Timidity – avoiding contact, or consistently dropping the mouthpiece, or faking an injury:
Timidity is defined as any fighter who purposely avoids contact with his opponent, or runs away from the action of the fight. Timidity can also be called by the referee for any attempt by a fighter to receive time by falsely claiming a foul, injury, or purposely dropping or spitting out their mouthpiece or other action designed to stall the fight
The above passage is a direct quote from the Unified Rules of Mixed Martial Arts, listed under section 23 of the “Fouls” section. After Clay Guida’s performance or lack thereof last weekend against Gray Maynard, it’s quite possible we all need a refresher of the rule in question.
Guida’s gameplan against Maynard appeared to be an offshoot of his Jackson’s teammate Carlos Condit’s strategy against Nick Diaz. But where Condit was able to use constant movement to set up counter-punching, Guida seemed content to run for his life, landing only 14% of his significant strikes attempted during the fight.
The fight caused a stir in the MMA world, with everyone looking for someone to blame for the debacle of a televised main event. Some fingers were pointed at Greg Jackson for coming up with the gameplan. Dana White said at the post-fight press conference that “someone must have put it in [his] head” to fight that way, and compared the bout to “Dancing with the Stars.” Roland Delorme said in an interview with nextsportstar.com that “Greg Jackson has been making exciting fighters boring since 2008.”
Referee Dan Mirgliotta finally warned Guida about the lack of action in round 4, but by then the live crowd was already angered, the TV audience had either zoned out or changed the channel and Dana White was throwing a fit on twitter. White later commented that he would have been happier if Mirgliotta had issued the warning in the second round. One would be hard-pressed to find anyone that disagreed with him.
Not every performance is expected to be an all-out brawl along the lines of the famed Forrest Griffin-Stephan Bonnar fight which kickstarted the current MMA boom, but when people pay their hard-earned money to go to a UFC fight they expect to see two fighters engaging in combat; not one athlete looking like he is trying to win a track meet, and the other begging him to engage. The UFC hadn’t seen such a lacklustre main event since Anderson Silva fought Thales Leites.
Too many performances like the one we saw last week will see the audience head for more exciting programming, like bowling or darts.
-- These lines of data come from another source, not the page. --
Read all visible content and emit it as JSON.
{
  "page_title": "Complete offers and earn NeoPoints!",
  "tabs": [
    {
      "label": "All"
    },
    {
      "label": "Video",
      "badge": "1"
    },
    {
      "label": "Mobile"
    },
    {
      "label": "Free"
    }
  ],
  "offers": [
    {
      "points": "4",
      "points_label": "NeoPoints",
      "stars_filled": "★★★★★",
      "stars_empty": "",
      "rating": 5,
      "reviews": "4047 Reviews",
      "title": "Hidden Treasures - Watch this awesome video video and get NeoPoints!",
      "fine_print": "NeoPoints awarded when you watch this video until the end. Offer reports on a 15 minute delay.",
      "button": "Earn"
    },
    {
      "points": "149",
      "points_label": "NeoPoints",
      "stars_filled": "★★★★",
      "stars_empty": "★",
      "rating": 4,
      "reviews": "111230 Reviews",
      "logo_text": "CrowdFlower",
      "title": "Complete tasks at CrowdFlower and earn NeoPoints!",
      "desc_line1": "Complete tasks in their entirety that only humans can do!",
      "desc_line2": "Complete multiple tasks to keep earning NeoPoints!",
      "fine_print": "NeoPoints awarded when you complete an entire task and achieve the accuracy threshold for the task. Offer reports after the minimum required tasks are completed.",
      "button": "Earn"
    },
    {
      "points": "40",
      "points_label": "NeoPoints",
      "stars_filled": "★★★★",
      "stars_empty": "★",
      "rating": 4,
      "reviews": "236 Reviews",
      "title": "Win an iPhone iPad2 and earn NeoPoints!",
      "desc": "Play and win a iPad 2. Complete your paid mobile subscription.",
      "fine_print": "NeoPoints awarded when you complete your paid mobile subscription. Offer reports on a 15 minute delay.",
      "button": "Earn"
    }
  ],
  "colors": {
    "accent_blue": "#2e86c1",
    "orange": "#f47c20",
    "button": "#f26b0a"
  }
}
The solution is to make use of the rules that are currently available to the referees. Judicious application of the timidity rule will ensure that fighters continue to engage or risk the loss of a point. A reminder in the pre-fight instructions will re-enforce that point. If the problem persists, perhaps a return to the Pride system is in order. Pride officials were able to issue a yellow card to a combatant who was not advancing the action, which immediately deducted 10% from the fighter’s purse. If the risk of the loss of a point on the scorecards isn’t enough to convince the fighter to engage, hitting them in the wallet certainly will.
One thing is plain as day, and that is that UFC cannot continue to put on main events of the quality of Guida-Maynard or they risk losing their audience, and thus their network TV deal with Fox. No one is asking for bar room brawls or “human cockfighting”, but the name on the marquee says “Ultimate Fighting Championship”, not “Olympic sprinting finals.” No one has ever tuned in to a Clay Guida fight to see his impression of Usain Bolt.
UFC 148: The American Gangster Next Post:
Mike Brown signs contract extension, back for at least 5 fights with UFC